WASHINGTON - Many U.S. trading partners are taking significant steps to improve protection of intellectual property, including software, but several nations still need to combat piracy and counterfeiting, according to a report released Monday by the Office of the U.S. Trade Representative (USTR).
The USTR's annual report on intellectual property rights, known as the Special 301 report, notes that several countries have made strides toward addressing piracy and related issues. Among them: Poland and the Philippines have passed optical disc legislation that will help combat optical media piracy; Romania took steps to ensure procurement of legitimate software for use by government ministries; and Lebanon, Malaysia, Poland and Taiwan have begun to increase enforcement measures.
But the USTR continues to monitor 52 nations for progress on intellectual property protection. Ukraine is listed as a "Priority Foreign Country," defined as a nation pursuing the "most onerous or egregious policies that have the greatest adverse impact on U.S. right holders or products, and are subject to accelerated investigations and possible sanctions," according to the USTR.

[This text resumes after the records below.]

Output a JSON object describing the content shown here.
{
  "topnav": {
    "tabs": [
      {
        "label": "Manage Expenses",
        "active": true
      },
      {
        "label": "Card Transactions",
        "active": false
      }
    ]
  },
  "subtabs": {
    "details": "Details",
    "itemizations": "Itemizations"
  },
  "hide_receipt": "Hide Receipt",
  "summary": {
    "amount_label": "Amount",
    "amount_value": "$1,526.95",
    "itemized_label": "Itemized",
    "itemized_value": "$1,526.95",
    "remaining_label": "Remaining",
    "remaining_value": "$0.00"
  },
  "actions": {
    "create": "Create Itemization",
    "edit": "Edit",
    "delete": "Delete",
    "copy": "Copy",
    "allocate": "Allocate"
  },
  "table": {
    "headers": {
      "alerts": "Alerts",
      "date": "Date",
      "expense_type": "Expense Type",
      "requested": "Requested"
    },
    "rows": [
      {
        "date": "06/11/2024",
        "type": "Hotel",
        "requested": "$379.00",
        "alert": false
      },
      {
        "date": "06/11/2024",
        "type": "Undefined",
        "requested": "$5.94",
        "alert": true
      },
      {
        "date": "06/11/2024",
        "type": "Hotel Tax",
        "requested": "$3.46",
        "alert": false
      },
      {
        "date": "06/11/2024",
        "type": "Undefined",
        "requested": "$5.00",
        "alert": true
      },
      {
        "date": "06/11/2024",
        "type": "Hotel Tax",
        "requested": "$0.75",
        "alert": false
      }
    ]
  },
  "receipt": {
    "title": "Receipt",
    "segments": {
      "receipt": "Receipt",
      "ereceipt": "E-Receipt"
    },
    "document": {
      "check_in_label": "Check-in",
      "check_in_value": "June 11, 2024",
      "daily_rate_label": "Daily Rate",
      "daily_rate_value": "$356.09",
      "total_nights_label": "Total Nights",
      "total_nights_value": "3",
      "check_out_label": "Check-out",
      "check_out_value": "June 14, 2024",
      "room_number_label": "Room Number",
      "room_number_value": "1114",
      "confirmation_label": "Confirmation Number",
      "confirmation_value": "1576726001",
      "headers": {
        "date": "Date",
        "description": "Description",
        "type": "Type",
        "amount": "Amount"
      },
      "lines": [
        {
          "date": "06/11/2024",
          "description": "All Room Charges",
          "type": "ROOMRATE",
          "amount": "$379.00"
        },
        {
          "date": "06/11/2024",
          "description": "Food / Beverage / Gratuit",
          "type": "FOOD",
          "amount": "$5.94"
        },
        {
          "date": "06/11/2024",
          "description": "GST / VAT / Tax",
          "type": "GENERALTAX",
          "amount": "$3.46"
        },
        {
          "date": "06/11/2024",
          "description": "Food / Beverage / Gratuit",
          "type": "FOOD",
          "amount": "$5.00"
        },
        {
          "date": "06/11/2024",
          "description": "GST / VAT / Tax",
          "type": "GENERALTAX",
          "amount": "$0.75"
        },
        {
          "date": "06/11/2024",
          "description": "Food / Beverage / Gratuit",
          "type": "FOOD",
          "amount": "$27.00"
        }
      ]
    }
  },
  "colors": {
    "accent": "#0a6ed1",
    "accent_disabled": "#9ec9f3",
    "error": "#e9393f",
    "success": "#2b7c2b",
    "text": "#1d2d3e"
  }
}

"Americans are the world's leading innovators, and our ideas and intellectual property are a key ingredient to our competitiveness and prosperity," U.S. Trade Representative Robert Zoellick said in a statement. "We are encouraged by the positive steps that several countries have taken to strengthen (intellectual property rights) protection over the past year. However, the need for significant improvement remains, particularly in the areas of implementation and enforcement."
The USTR lists the European Union on its "Priority Watch List," countries or unions that do not provide an adequate level of intellectual property protection or enforcement, or market access for persons relying on intellectual property protection, according the USTR's definition. Others on that list are Argentina, the Bahamas, Brazil, Egypt, India, Indonesia, Korea, Kuwait, Lebanon, Pakistan, the Philippines, Russia, Taiwan, and Turkey.
The USTR, which compiles information for the Special 301 report in the first quarter of the year, also announced it would monitor the actions of five nations outside of that normal cycle: Israel in the middle of 2004; Malaysia, Poland and Taiwan later in the year; and China in early 2005.
The USTR called continued ineffective enforcement of intellectual property rights a "global threat." Of particular concern is the problem of growing commercial piracy of optical media such as CDs and DVDs, and "rampant piracy" that continues to persist in Ukraine, Paraguay, Brazil, Russia, Kuwait, Pakistan and other U.S. trading partners, according to the USTR.
The International Intellectual Property Alliance (IIPA), a coalition of six U.S. trade associations, praised the USTR report. Worldwide markets are being "swamped" by pirated DVDs, CDs, and CD-ROMs, according to a statement from Eric Smith, president of the IIPA. The U.S. economy lost about $10 billion to intellectual property theft in the 52 nations listed in the report during 2003, not including Internet piracy, according to the IIPA.